INPUT DATA START

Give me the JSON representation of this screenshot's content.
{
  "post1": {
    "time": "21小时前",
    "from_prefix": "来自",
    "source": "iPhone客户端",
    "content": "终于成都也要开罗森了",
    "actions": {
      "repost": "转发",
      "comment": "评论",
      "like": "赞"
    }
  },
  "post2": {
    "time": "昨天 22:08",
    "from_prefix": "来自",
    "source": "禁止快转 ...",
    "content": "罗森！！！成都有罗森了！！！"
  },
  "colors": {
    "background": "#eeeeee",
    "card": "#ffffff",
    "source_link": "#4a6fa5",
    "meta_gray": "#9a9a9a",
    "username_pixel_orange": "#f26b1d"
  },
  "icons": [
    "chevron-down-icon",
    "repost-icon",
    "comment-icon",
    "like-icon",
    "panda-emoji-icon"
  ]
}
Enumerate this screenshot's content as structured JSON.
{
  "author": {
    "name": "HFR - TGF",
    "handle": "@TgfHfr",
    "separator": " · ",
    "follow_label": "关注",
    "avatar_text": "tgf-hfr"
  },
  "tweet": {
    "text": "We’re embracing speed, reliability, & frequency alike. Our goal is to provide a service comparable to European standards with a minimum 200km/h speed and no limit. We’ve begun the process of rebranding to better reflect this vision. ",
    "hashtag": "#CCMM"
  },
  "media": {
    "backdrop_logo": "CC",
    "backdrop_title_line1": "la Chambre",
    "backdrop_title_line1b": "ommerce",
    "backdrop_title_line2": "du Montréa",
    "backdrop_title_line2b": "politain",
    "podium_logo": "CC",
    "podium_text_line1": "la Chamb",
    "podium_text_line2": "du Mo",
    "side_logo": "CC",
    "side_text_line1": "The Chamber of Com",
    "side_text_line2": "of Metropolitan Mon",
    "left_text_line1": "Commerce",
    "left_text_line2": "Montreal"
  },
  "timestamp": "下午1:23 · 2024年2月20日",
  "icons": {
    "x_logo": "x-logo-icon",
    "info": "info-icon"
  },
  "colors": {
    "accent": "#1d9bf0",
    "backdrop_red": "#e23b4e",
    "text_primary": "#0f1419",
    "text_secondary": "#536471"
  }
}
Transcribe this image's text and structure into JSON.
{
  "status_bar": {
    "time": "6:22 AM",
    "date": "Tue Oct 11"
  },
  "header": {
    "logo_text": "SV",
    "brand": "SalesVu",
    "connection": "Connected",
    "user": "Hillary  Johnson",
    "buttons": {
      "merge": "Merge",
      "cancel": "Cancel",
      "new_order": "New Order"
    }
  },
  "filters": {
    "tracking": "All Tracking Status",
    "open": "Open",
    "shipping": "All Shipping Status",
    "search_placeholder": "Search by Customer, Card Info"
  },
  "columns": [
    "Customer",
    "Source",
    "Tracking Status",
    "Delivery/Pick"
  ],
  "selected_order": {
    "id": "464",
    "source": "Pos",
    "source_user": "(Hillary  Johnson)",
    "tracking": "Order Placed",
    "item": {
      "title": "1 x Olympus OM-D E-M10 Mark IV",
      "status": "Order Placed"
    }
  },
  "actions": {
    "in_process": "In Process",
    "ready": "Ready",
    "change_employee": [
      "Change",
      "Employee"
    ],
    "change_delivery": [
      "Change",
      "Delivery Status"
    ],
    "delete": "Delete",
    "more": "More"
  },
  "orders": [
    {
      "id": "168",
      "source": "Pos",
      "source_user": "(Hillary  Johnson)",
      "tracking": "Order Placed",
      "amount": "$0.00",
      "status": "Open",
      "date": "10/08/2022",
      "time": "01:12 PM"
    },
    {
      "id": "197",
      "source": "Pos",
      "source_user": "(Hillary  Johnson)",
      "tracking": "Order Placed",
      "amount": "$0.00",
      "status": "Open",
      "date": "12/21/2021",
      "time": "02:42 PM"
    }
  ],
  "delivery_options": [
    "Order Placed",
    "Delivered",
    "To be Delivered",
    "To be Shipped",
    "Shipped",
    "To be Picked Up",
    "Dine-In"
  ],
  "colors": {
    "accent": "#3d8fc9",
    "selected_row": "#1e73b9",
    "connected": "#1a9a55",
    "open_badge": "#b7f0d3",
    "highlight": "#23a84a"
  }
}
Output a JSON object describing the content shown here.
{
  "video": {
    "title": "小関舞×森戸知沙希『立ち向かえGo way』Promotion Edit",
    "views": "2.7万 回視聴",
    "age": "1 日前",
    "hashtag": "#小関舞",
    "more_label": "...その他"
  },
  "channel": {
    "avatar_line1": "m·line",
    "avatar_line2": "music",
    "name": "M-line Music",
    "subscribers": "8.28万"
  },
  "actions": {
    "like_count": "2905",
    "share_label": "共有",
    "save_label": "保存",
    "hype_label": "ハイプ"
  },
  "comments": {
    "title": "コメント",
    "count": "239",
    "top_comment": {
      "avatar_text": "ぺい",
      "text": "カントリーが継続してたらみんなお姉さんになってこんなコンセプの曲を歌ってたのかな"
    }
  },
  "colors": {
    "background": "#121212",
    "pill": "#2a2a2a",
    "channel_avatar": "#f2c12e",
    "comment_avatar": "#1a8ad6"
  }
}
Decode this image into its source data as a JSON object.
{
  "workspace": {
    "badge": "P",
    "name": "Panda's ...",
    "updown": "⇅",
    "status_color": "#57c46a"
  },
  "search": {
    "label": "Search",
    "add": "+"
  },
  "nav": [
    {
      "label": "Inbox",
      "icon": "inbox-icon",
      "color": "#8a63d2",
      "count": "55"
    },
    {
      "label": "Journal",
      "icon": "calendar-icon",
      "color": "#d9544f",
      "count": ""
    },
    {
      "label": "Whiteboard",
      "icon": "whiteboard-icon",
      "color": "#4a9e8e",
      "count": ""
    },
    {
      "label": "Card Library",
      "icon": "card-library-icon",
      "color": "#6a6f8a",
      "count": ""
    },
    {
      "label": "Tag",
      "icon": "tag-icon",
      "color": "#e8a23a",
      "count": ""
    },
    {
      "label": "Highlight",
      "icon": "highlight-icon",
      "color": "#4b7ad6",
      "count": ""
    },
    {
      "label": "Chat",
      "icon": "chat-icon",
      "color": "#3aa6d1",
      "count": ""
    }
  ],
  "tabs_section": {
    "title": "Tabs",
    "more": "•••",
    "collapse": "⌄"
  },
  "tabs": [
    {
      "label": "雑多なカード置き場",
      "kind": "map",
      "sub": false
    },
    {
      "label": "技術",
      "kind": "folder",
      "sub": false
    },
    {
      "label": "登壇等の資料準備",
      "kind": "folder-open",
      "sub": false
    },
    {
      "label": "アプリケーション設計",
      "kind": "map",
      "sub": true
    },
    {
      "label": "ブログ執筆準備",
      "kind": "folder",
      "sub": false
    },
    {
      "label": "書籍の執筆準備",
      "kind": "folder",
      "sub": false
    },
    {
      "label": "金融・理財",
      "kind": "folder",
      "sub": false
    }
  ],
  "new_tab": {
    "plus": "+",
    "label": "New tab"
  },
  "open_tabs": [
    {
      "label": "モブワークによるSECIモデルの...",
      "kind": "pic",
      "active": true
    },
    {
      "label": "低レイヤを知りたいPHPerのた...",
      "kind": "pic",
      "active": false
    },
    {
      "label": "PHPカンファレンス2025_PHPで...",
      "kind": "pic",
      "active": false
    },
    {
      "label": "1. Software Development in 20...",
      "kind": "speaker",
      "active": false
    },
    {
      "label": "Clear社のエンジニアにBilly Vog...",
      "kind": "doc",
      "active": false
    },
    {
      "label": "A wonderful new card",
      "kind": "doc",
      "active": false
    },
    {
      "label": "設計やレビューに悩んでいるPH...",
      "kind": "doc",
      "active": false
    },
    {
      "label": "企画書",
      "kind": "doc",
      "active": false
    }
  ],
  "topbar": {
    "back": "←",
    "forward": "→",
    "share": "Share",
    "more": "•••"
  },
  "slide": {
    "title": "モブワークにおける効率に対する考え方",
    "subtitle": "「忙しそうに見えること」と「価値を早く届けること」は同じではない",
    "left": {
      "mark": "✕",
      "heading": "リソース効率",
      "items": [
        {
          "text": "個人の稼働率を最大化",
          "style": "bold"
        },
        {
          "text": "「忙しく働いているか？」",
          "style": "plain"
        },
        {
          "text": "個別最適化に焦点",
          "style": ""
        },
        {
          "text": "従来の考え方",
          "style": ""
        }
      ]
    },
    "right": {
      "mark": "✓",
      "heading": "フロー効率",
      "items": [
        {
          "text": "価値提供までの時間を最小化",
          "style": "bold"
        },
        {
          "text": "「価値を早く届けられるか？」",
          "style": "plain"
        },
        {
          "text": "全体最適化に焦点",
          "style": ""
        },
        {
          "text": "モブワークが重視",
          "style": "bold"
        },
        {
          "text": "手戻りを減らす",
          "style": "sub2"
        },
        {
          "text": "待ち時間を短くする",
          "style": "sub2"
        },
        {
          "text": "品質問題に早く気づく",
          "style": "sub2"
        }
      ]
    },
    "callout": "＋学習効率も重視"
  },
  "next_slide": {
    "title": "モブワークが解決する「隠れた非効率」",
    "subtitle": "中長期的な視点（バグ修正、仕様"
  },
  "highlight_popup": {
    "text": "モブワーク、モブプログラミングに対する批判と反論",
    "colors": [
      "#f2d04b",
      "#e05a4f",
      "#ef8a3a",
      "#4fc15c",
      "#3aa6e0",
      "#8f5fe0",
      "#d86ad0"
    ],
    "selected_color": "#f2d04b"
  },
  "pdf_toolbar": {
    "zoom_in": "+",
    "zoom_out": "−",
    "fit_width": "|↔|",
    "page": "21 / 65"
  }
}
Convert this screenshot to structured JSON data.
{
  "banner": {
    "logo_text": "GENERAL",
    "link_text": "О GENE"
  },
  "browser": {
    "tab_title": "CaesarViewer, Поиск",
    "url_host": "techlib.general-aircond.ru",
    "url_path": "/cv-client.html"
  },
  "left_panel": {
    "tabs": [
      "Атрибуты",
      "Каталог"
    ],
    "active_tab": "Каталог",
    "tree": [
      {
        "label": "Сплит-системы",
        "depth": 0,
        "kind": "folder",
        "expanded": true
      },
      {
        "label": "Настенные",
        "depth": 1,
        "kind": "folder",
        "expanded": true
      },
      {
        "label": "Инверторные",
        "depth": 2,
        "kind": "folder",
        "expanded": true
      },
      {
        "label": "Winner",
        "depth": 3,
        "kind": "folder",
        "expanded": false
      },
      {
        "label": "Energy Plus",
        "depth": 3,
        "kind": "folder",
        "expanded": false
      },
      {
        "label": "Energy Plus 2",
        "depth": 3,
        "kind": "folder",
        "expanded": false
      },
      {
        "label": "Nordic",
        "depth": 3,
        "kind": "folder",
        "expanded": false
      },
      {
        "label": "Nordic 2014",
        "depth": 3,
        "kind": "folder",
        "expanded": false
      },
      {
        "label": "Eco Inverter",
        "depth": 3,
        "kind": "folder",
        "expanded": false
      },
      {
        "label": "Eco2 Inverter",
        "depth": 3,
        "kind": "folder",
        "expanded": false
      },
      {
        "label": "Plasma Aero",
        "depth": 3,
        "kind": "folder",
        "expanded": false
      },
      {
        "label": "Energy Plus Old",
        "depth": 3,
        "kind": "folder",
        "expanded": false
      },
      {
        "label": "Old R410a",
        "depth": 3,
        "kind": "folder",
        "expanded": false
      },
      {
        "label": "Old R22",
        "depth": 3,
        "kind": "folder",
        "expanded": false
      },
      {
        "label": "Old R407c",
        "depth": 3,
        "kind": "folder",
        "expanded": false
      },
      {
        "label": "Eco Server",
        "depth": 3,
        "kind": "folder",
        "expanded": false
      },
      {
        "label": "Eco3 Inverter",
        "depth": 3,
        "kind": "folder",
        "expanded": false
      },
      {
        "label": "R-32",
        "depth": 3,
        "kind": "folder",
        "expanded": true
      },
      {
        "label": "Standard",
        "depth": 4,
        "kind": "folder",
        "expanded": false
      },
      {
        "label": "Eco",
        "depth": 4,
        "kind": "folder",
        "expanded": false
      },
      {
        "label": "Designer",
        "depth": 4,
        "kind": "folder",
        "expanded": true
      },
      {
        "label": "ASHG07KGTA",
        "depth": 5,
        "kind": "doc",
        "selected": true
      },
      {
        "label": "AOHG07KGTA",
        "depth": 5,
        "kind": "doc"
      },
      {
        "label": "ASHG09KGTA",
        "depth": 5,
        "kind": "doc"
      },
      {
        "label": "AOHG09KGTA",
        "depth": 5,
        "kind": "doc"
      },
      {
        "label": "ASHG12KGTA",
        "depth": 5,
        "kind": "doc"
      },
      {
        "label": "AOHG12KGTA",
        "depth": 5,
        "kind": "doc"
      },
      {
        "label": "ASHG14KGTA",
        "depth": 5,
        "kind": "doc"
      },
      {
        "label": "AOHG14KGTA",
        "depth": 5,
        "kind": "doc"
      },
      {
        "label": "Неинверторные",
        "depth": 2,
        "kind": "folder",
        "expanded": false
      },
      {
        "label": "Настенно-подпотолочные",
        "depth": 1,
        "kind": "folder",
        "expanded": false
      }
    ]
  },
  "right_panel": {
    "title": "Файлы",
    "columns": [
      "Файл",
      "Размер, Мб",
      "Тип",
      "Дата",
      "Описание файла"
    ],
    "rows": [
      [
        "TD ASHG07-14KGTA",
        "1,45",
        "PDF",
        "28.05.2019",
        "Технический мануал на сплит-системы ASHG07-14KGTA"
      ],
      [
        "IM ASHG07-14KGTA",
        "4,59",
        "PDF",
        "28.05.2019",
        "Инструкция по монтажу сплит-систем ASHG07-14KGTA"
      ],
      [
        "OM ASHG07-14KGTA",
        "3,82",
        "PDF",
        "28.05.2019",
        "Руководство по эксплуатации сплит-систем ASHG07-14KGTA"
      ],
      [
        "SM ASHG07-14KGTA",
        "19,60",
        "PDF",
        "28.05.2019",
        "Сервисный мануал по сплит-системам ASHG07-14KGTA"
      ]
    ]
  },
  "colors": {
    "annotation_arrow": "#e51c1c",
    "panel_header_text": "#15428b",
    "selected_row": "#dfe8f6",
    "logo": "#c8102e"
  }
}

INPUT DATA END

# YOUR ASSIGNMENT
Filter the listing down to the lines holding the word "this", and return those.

# EXPECTED OUTPUT
Give me the JSON representation of this screenshot's content.
Enumerate this screenshot's content as structured JSON.
    "text": "We’re embracing speed, reliability, & frequency alike. Our goal is to provide a service comparable to European standards with a minimum 200km/h speed and no limit. We’ve begun the process of rebranding to better reflect this vision. ",
Transcribe this image's text and structure into JSON.
Decode this image into its source data as a JSON object.
Convert this screenshot to structured JSON data.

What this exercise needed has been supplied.